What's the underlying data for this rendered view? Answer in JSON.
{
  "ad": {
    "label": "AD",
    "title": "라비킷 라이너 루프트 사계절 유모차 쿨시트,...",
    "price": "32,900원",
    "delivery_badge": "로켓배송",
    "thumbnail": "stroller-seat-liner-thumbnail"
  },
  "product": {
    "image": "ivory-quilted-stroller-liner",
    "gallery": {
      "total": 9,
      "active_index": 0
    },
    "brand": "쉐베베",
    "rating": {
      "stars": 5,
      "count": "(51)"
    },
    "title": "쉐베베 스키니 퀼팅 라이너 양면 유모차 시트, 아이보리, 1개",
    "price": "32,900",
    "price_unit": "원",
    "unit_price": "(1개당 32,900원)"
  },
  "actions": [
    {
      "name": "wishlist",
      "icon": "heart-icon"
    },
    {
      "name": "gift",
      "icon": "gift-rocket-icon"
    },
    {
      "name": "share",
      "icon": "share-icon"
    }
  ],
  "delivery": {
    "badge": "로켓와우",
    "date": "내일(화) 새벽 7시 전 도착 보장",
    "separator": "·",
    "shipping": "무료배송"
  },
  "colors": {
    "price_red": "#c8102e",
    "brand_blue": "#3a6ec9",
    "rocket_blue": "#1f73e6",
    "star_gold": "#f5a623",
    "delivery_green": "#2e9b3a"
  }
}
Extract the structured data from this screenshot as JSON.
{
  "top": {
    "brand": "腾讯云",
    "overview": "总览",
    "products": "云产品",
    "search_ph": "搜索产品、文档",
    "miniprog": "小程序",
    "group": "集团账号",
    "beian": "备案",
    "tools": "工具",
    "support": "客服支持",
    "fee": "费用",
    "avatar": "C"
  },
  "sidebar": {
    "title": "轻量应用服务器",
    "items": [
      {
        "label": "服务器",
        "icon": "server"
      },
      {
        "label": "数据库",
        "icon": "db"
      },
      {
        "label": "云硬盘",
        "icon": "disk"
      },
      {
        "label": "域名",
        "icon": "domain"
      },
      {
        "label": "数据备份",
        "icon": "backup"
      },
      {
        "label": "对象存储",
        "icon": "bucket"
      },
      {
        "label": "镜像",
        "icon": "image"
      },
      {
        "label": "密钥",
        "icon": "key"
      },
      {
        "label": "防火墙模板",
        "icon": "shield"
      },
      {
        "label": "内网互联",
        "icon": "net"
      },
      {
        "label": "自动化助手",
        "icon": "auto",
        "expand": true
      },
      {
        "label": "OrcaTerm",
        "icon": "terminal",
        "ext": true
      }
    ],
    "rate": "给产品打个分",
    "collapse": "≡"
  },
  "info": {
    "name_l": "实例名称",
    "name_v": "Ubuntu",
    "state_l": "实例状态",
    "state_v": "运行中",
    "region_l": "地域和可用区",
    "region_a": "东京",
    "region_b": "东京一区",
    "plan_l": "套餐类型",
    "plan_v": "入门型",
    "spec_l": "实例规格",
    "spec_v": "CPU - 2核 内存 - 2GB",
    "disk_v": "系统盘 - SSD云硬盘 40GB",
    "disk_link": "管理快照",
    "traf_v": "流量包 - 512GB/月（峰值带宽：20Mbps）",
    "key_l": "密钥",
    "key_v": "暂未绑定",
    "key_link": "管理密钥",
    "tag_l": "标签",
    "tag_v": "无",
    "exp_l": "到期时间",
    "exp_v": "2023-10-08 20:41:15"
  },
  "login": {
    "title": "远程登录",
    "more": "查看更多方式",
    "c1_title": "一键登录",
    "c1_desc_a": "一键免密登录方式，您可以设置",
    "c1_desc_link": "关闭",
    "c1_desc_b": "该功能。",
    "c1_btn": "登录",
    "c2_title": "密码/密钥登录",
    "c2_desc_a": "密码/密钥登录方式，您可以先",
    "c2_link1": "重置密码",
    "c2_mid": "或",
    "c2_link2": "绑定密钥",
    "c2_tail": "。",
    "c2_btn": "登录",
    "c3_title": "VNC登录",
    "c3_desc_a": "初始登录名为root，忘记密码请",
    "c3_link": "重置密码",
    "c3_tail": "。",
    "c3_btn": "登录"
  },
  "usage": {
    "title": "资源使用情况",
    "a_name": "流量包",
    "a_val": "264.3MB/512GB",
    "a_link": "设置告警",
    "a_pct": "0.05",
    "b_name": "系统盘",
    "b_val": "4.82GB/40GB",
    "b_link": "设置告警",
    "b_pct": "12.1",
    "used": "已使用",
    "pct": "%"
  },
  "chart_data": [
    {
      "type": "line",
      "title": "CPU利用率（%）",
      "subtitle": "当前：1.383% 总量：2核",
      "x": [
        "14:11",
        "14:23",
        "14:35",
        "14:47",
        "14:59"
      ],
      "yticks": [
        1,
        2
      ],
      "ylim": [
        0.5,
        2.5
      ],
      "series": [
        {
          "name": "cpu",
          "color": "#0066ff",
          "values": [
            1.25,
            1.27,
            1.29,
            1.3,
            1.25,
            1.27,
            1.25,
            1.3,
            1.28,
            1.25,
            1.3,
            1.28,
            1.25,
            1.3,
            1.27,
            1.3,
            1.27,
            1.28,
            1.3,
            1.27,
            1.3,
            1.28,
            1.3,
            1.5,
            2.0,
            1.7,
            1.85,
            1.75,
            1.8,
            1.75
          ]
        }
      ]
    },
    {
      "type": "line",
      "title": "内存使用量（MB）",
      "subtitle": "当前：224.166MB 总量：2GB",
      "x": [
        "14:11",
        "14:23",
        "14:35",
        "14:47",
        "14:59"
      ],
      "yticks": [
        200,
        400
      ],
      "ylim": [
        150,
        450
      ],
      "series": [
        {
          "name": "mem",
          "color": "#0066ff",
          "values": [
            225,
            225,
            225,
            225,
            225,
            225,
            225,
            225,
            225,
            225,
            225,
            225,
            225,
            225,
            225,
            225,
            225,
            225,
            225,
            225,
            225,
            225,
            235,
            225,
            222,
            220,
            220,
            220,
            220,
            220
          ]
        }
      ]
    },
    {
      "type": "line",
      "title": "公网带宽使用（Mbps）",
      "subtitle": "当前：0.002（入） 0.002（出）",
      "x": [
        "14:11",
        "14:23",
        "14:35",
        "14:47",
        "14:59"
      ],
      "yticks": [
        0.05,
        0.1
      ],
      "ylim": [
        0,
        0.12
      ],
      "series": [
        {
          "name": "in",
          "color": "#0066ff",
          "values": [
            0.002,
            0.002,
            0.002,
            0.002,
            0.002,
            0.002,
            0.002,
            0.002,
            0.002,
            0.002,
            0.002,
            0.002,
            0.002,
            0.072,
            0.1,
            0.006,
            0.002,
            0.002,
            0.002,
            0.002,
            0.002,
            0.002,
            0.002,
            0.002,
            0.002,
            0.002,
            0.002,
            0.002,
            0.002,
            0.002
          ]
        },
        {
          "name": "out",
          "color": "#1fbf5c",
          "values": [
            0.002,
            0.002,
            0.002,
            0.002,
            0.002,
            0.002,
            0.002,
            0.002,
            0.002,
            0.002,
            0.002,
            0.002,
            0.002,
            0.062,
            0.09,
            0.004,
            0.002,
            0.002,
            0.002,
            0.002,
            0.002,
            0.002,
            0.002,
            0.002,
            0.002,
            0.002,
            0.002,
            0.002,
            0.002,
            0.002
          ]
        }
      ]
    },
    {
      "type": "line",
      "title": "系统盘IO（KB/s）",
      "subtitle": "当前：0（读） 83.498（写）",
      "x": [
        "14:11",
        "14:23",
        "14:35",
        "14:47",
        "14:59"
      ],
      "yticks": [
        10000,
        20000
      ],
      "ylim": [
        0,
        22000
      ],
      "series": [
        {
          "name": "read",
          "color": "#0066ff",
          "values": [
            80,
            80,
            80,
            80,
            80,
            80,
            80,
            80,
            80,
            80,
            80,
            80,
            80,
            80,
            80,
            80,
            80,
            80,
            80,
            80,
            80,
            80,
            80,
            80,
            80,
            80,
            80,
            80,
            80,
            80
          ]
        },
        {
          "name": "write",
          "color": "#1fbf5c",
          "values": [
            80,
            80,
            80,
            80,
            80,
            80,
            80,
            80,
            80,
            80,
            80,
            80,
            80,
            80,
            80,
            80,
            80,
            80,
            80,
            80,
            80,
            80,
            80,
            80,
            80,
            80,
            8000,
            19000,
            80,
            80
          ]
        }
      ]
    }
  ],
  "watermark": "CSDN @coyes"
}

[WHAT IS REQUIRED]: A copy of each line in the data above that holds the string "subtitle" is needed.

[RESULT BELOW]:
      "subtitle": "当前：1.383% 总量：2核",
      "subtitle": "当前：224.166MB 总量：2GB",
      "subtitle": "当前：0.002（入） 0.002（出）",
      "subtitle": "当前：0（读） 83.498（写）",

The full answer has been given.